“I had a crushed right lung, all my limbs were broken, my pelvis split in half, the tissue around my heart was separated, and my spinal column was fused to my Dural Tube,” said Failing. “That I’m alive and walking is a miracle. We have a very powerful place here in the Adirondacks. We have a place where people can come, heal, and rejuvenate. The healing power of nature is huge. At the same time, I give a lot of credit to the Adirondack Medical Center’s physical therapy department.”
That Failing turned to the Adirondacks as a place for healing is not surprising as he loves the region and has long seen how being in nature has benefited his clients. A challenge is that people throughout the world, particularly those living industrialized nations like the United States, are becoming more disconnected from nature. Fifty-five percent of the world’s population lives in urban environments and is projected to rise to seventy-eight percent by 2050. In the United States, already eighty percent of Americans live in urban environments which are projected to increase to ninety percent by 2045.
William’s book The Nature Fix is chock full of examples of evidenced-based research on how nature was a vital component of Failing’s return to health and can help our increasingly urbanized population gain emotional balance in their lives. The book also lays out a method for tapping into nature to sustain our emotional, physical, and mental well-being.

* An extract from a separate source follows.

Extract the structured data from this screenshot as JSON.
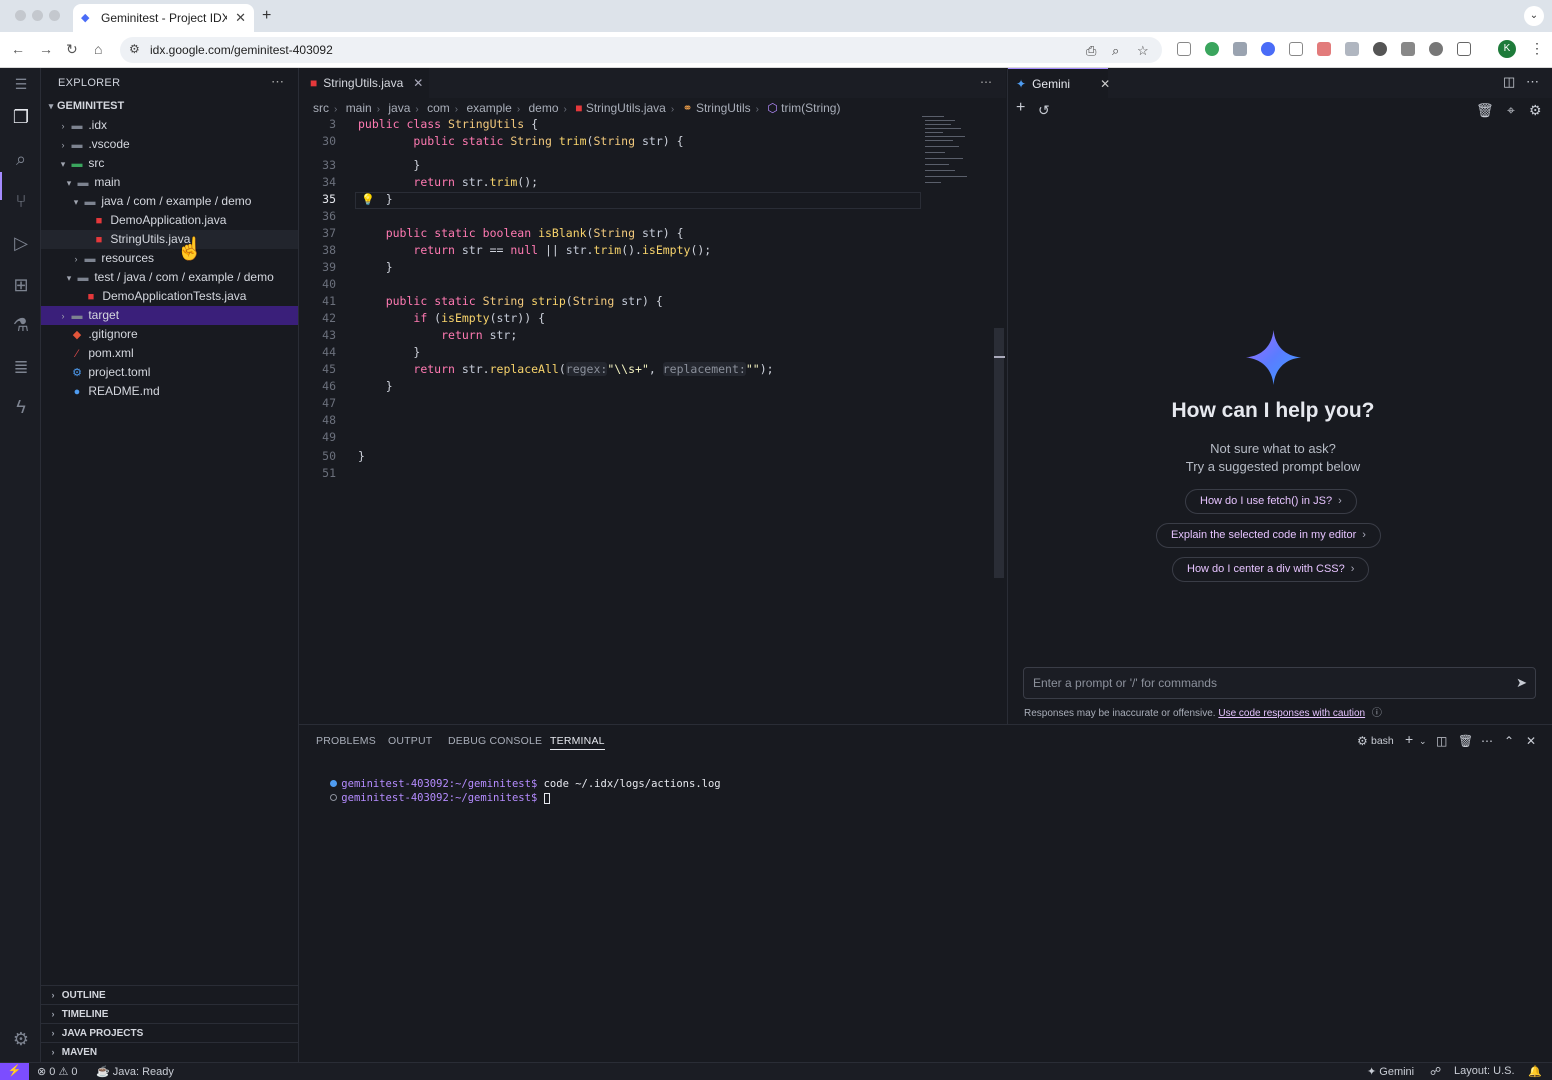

The lessons author Florence Williams gained from her exploration of the research conducted on the healing benefits of nature begins with the importance of daily doses of nature, which can be hearing bird calls in the morning, access to daylight, especially morning light, seeing trees outside, having plants in our house, and experiencing our pets. Added to that should be weekly outings into nature be it a walk in a park, a stroll around or a swim in Mirror Lake, places that take us away from work and ideally the sight and sounds of daily life. At least once a month, spend a full day out in nature, ski the length of the Jack Rabbit trail, climb a mountain, paddle out to Weller Pond. And finally, at least twice a year, spend an extended period in nature. Canoe from Long Lake to Tupper Lake, walk the Northville Placid Trail. Have an adventure in nature.
Our opportunity is to conduct research that replicates and builds on research done by others, train people on how to connect those stressed by the challenges of life to the healing benefits of nature, and market our region as a healing destination.
As John Muir, founder of the Sierra Club and known as the “father of our national parks,” wrote, “between every two pine trees is a door leading to a new way of life.” We are fortunate to live in nature’s own best wellness center. All of our hamlets and villages have healing assets; the doors Muir described. Let’s start taking full advantage of this gift we have, make every effort to preserve it for the benefit of future generations, and promote these assets to encourage others to take advantage of this remarkable resource for wellness.
Photos, from above: woman skiing, kids sledding, and Henry Ford, Thomas Edison and Harvey Firestone, provided.